Saturday, November 21, 2009

Reflections on my denial

I'm about 2/3 of the way through Eating Animals, and a particular section about chicken processing on factory farms reminded me of an experience I had earlier this year. And it highlights the denial I was living in before I stopped eating meat.

I was walking my dog on a Sunday evening, tired, and a bright green bird caught my eye. It was lying in a back alley. At first I thought it was dead because it was lying on it's back, but then I saw it move when I got closer. My pup gave it a sniff and walked away. I took a couple steps as if to continue walking, but I turned right back around. I knew I couldn't do that. I felt bad for the little guy, and I couldn't let him suffer in pain and starve to death. I considered stomping on him right then and there to put him out of his misery. It would have been awful, and extremely difficult for me. But, he looked alive enough that maybe he just needed a vet and would be fine. I couldn't kill him. So, I gently picked him up, trying not to cause more pain or put him in shock. He still was only really moving his head and his wings a bit, but he was pecking at my fingers. The little bugger. I took this picture as I was walking back to my apartment.
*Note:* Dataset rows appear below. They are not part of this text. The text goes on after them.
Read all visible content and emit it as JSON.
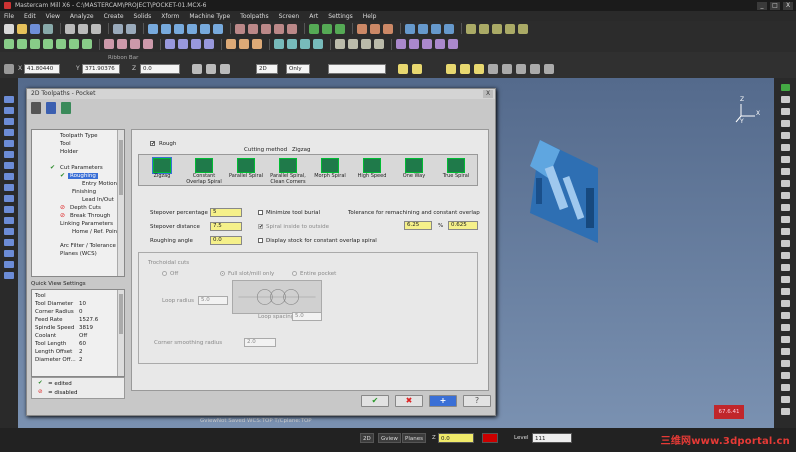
{
  "app": {
    "title": "Mastercam Mill X6 - C:\\MASTERCAM\\PROJECT\\POCKET-01.MCX-6"
  },
  "window_buttons": [
    "_",
    "□",
    "X"
  ],
  "menu": [
    "File",
    "Edit",
    "View",
    "Analyze",
    "Create",
    "Solids",
    "Xform",
    "Machine Type",
    "Toolpaths",
    "Screen",
    "Art",
    "Settings",
    "Help"
  ],
  "coords": {
    "x_value": "41.80440",
    "y_value": "371.90376",
    "z_value": "0.0",
    "x_label": "X",
    "y_label": "Y",
    "z_label": "Z",
    "ribbon_label": "Ribbon Bar",
    "mode_value": "2D",
    "only_value": "Only"
  },
  "viewport": {
    "axis_z": "Z",
    "axis_x": "X",
    "axis_y": "Y",
    "info": "GviewNot Saved    WCS:TOP    T/Cplane:TOP",
    "badge": "67.6.41"
  },
  "statusbar": {
    "mode": "2D",
    "gview": "Gview",
    "planes": "Planes",
    "z_label": "Z",
    "z_value": "0.0",
    "level_label": "Level",
    "level_value": "111"
  },
  "watermark": "三维网www.3dportal.cn",
  "dialog": {
    "title": "2D Toolpaths - Pocket",
    "close": "X",
    "tree": [
      "Toolpath Type",
      "Tool",
      "Holder",
      "Cut Parameters",
      "Roughing",
      "Entry Motion",
      "Finishing",
      "Lead In/Out",
      "Depth Cuts",
      "Break Through",
      "Linking Parameters",
      "Home / Ref. Points",
      "Arc Filter / Tolerance",
      "Planes (WCS)"
    ],
    "quick_view_title": "Quick View Settings",
    "quick_view": [
      {
        "k": "Tool",
        "v": ""
      },
      {
        "k": "Tool Diameter",
        "v": "10"
      },
      {
        "k": "Corner Radius",
        "v": "0"
      },
      {
        "k": "Feed Rate",
        "v": "1527.6"
      },
      {
        "k": "Spindle Speed",
        "v": "3819"
      },
      {
        "k": "Coolant",
        "v": "Off"
      },
      {
        "k": "Tool Length",
        "v": "60"
      },
      {
        "k": "Length Offset",
        "v": "2"
      },
      {
        "k": "Diameter Off...",
        "v": "2"
      }
    ],
    "legend": {
      "edited": "= edited",
      "disabled": "= disabled"
    },
    "rough": {
      "checkbox_label": "Rough",
      "cutting_method_label": "Cutting method",
      "cutting_method_value": "Zigzag",
      "methods": [
        "Zigzag",
        "Constant Overlap Spiral",
        "Parallel Spiral",
        "Parallel Spiral, Clean Corners",
        "Morph Spiral",
        "High Speed",
        "One Way",
        "True Spiral"
      ],
      "stepover_percentage_label": "Stepover percentage",
      "stepover_percentage_value": "5",
      "stepover_distance_label": "Stepover distance",
      "stepover_distance_value": "7.5",
      "roughing_angle_label": "Roughing angle",
      "roughing_angle_value": "0.0",
      "minimize_burial": "Minimize tool burial",
      "spiral_inside": "Spiral inside to outside",
      "display_stock": "Display stock for constant overlap spiral",
      "tolerance_label": "Tolerance for remachining and constant overlap",
      "tolerance_value1": "6.25",
      "tolerance_pct": "%",
      "tolerance_value2": "0.625"
    },
    "trochoidal": {
      "title": "Trochoidal cuts",
      "off": "Off",
      "full_slot": "Full slot/mill only",
      "entire": "Entire pocket",
      "loop_radius_label": "Loop radius",
      "loop_radius_value": "5.0",
      "loop_spacing_label": "Loop spacing",
      "loop_spacing_value": "5.0",
      "corner_smoothing_label": "Corner smoothing radius",
      "corner_smoothing_value": "2.0"
    },
    "buttons": {
      "ok": "✔",
      "cancel": "✖",
      "add": "+",
      "help": "?"
    }
  },
  "colors": {
    "accent_blue": "#3a6fd6",
    "yellow_field": "#f5f08a",
    "method_icon": "#1f7a4a",
    "viewport_top": "#546a8c",
    "viewport_bottom": "#7a91b1"
  }
}
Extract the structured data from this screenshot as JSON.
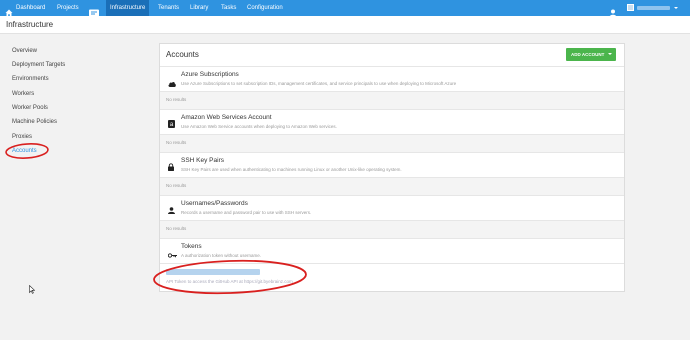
{
  "topnav": {
    "items": [
      {
        "label": "Dashboard"
      },
      {
        "label": "Projects"
      },
      {
        "label": "Infrastructure"
      },
      {
        "label": "Tenants"
      },
      {
        "label": "Library"
      },
      {
        "label": "Tasks"
      },
      {
        "label": "Configuration"
      }
    ],
    "icons": [
      "home-icon",
      "list-icon",
      "user-icon"
    ],
    "accent": "#2f93e0",
    "active_bg": "#1a6fb8"
  },
  "subheader": {
    "title": "Infrastructure"
  },
  "sidebar": {
    "items": [
      {
        "label": "Overview"
      },
      {
        "label": "Deployment Targets"
      },
      {
        "label": "Environments"
      },
      {
        "label": "Workers"
      },
      {
        "label": "Worker Pools"
      },
      {
        "label": "Machine Policies"
      },
      {
        "label": "Proxies"
      },
      {
        "label": "Accounts"
      }
    ],
    "active": "Accounts"
  },
  "panel": {
    "title": "Accounts",
    "add_button": "ADD ACCOUNT",
    "add_button_color": "#4bb54c",
    "sections": [
      {
        "icon": "cloud-icon",
        "title": "Azure Subscriptions",
        "description": "Use Azure Subscriptions to set subscription IDs, management certificates, and service principals to use when deploying to Microsoft Azure",
        "empty_text": "No results"
      },
      {
        "icon": "amazon-icon",
        "title": "Amazon Web Services Account",
        "description": "Use Amazon Web Service accounts when deploying to Amazon Web services.",
        "empty_text": "No results"
      },
      {
        "icon": "lock-icon",
        "title": "SSH Key Pairs",
        "description": "SSH Key Pairs are used when authenticating to machines running Linux or another Unix-like operating system.",
        "empty_text": "No results"
      },
      {
        "icon": "user-icon",
        "title": "Usernames/Passwords",
        "description": "Records a username and password pair to use with SSH servers.",
        "empty_text": "No results"
      },
      {
        "icon": "key-icon",
        "title": "Tokens",
        "description": "A authorization token without username."
      }
    ],
    "token_entry": {
      "description": "API Token to access the GitHub API at https://git.byebrainz.com"
    }
  },
  "annotation_color": "#d9201f"
}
No vet would even look at the bird unless I claimed it was my pet, and based on my description (I thought his leg was broken, maybe some internal damage) the tests alone were going to exceed $1,000, let alone any treatment. After hours of calling various groups I finally found a rescue organization that was willing to take him the next morning, against their rules. Valley Wildlife Rescue. Based on their advice, I did my best to give him a comfortable home for the night. I bought some birdseed at Target because it was late at this point, had a little water dish, put a heating pad under the box, and an old t-shirt to line it. Within a couple hours, he was eating and moving around the box a bit.

I drove to the rescue the next morning, and was late to work because of it. I was so thankful, and they said they'd get back to me. Well, they were optimistic in the first couple days, saying they were stopping the internal bleeding, would x-ray him once he was stable. And they asked if I would adopt him. I'm not a bird person. I had a parakeet as a kid, but that's it. I wasn't looking to have a bird cage to clean up in addition to taking care of my dog. But, something about the little guy made me want to keep him. He was a little fighter. I found him and saved him. So, I was going to keep him. Well, I got the e-mail a couple days later. After an x-ray, they saw his spine was broken, he wouldn't have a good life, and they put him down. I never thought I'd be so attached to a bird, and I was upset. I think I even cried on the way to work the next day, just thinking about him.

This brings me to my denial. How was it that the suffering of 1 bird was enough for me to put all that energy into saving him, yet I was willing to eat the flesh of animals that have suffered far worse? I even would take spiders outside after catching them, never killing them. I didn't think about it, that's how. I knew it was horrible, but I somehow kept on doing it.

In "Eating Animals" he describes chickens being grabbed by their legs and most of the time they break them. Suffering. And I've noticed, when people ask me why I went vegetarian and I answer "I'm not down with torchering animals," they always say they don't wanna know any more. They're all in denial. I'm so grateful for hearing this interview and finally snapping out of it. The book is shocking. And all my omnivore friends have a million excuses of why eating meat is OK. Interestingly, none of them are in a hurry to read the book. Otherwise, they'd have to face what I've faced. I had to look inside and really see that I was doing something I felt was wrong. I'm not a person who would support suffering of any life on this planet. And I wasn't living in a way true to my own beliefs. And that's something I strive for every day in as many ways as I can. I can only control what happens in my future, so I can't feel guilt for what I've done. I feel relieved. A burden has been lifted. I'm now more myself than I've ever been. And I've never felt better. And that's what I tell all the nay-sayers who assume I'm feeling fatigued or sickly. When they ask how I feel now, I say "I've never felt better." And I mean it.

1 comment:

  1. You blog brings a mother to tears... So glad it is going well for you. I enjoy reading about your journey.